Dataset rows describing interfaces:
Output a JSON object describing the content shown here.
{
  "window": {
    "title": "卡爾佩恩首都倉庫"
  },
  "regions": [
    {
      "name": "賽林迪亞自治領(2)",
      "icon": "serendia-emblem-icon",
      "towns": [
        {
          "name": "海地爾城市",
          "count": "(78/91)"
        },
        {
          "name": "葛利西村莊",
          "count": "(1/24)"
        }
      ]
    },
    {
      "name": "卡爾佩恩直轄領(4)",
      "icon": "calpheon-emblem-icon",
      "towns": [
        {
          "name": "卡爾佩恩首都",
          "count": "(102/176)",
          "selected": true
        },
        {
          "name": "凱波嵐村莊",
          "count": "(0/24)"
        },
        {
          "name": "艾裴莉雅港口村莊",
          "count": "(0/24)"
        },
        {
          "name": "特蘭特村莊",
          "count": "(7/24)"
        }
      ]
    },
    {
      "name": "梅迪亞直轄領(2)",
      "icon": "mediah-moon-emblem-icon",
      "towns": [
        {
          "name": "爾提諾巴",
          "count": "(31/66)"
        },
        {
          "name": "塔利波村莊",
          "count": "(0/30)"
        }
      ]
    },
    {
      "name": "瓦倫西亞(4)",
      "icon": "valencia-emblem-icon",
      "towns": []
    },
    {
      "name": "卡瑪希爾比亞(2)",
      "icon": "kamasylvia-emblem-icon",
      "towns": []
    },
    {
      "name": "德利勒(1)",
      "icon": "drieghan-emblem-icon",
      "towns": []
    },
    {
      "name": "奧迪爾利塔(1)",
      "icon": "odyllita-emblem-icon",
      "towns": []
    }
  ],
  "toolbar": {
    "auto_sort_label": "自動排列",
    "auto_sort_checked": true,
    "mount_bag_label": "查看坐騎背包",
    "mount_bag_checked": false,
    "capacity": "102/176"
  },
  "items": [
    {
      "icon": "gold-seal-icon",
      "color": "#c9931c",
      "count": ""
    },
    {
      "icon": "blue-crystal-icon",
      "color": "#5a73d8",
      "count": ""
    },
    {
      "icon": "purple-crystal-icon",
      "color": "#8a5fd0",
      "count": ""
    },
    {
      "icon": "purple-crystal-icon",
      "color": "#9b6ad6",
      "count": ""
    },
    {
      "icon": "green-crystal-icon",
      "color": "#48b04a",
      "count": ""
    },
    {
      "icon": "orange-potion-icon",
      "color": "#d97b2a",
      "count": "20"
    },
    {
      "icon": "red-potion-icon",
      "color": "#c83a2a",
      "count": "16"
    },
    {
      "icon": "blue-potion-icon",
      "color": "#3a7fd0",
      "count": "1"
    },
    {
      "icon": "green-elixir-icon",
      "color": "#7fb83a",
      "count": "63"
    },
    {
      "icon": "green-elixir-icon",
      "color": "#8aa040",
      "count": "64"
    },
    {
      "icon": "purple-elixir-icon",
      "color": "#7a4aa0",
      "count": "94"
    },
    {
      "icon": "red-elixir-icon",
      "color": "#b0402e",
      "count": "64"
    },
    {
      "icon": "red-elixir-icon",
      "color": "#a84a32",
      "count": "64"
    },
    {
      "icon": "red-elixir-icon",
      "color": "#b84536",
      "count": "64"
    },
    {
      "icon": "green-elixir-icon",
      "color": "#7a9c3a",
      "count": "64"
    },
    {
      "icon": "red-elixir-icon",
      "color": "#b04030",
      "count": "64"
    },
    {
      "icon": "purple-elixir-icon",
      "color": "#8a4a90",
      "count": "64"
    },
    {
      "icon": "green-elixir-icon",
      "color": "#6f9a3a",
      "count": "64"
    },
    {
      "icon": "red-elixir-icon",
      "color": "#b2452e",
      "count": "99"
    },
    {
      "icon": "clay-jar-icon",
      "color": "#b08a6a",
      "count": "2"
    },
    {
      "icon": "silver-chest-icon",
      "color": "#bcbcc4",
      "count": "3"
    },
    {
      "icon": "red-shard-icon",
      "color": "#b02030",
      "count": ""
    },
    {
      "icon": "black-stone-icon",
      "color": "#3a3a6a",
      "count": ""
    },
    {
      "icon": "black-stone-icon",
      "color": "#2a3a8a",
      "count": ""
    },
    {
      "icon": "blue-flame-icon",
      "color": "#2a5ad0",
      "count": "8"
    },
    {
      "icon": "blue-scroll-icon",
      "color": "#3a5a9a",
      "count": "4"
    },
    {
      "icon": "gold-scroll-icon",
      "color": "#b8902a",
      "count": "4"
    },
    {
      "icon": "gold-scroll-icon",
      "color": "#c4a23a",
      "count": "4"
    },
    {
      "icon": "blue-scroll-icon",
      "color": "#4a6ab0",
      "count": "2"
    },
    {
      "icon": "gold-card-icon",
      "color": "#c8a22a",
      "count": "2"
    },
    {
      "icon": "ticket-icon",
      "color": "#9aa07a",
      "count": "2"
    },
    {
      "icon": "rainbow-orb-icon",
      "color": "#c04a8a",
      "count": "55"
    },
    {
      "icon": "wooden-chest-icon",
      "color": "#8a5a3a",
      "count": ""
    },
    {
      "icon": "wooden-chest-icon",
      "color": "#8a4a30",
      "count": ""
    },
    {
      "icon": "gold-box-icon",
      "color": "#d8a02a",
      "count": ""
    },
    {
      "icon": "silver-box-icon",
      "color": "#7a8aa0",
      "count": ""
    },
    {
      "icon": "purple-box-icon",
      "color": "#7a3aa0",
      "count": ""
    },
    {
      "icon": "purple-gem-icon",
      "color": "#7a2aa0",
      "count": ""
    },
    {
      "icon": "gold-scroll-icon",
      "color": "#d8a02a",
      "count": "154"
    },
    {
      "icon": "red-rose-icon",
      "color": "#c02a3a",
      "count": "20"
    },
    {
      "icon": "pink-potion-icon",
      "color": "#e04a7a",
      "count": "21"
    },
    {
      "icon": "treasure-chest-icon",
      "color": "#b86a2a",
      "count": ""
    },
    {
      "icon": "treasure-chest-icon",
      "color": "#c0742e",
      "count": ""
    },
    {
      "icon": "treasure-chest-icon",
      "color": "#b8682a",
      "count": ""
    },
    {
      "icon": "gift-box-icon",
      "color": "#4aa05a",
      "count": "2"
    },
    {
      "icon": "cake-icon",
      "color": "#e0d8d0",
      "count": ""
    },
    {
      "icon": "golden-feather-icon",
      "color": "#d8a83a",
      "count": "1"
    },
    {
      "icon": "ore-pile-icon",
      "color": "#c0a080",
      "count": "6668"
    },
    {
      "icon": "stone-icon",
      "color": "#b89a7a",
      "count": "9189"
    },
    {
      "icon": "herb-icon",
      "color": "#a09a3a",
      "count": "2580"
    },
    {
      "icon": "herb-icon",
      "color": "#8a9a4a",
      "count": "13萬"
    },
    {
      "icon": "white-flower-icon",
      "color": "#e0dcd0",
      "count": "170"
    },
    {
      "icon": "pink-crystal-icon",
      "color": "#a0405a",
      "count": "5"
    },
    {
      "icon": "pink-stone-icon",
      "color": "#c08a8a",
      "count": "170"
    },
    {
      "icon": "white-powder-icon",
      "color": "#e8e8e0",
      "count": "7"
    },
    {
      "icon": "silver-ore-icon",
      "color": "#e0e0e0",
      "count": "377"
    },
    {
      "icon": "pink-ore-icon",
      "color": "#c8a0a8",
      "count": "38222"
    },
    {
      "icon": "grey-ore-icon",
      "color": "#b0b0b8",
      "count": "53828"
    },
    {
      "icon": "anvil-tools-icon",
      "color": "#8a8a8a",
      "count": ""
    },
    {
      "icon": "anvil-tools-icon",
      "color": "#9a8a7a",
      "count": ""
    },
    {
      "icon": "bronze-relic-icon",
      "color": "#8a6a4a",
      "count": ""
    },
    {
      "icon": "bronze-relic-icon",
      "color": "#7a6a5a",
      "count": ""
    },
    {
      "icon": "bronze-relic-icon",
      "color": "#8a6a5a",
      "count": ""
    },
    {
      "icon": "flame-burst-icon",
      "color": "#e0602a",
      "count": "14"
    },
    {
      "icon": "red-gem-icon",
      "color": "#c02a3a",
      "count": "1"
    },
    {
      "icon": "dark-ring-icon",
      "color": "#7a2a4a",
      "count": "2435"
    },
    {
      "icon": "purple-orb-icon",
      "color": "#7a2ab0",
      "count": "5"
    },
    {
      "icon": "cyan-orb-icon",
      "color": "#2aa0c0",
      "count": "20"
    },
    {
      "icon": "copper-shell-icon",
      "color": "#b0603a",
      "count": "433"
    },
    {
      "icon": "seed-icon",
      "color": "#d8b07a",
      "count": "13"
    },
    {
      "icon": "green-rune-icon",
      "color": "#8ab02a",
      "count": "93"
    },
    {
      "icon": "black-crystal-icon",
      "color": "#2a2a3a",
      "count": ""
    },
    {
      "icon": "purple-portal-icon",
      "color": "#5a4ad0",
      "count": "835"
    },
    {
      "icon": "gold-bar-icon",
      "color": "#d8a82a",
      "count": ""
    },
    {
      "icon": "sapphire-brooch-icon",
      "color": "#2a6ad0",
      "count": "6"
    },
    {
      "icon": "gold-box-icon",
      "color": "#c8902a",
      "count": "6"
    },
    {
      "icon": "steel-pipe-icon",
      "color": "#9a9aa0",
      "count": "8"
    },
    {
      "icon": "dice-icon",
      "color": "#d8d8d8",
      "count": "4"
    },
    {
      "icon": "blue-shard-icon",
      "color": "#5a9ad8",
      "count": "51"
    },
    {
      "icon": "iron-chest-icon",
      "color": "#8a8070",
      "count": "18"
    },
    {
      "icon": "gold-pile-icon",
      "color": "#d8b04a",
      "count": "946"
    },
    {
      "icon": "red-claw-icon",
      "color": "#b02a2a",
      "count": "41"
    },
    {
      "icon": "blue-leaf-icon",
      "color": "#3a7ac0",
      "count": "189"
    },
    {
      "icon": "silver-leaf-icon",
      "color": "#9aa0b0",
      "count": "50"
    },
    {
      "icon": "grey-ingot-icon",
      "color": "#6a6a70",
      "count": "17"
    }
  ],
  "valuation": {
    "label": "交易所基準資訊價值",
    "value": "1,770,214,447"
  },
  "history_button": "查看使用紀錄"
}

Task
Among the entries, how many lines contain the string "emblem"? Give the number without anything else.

The completed task
7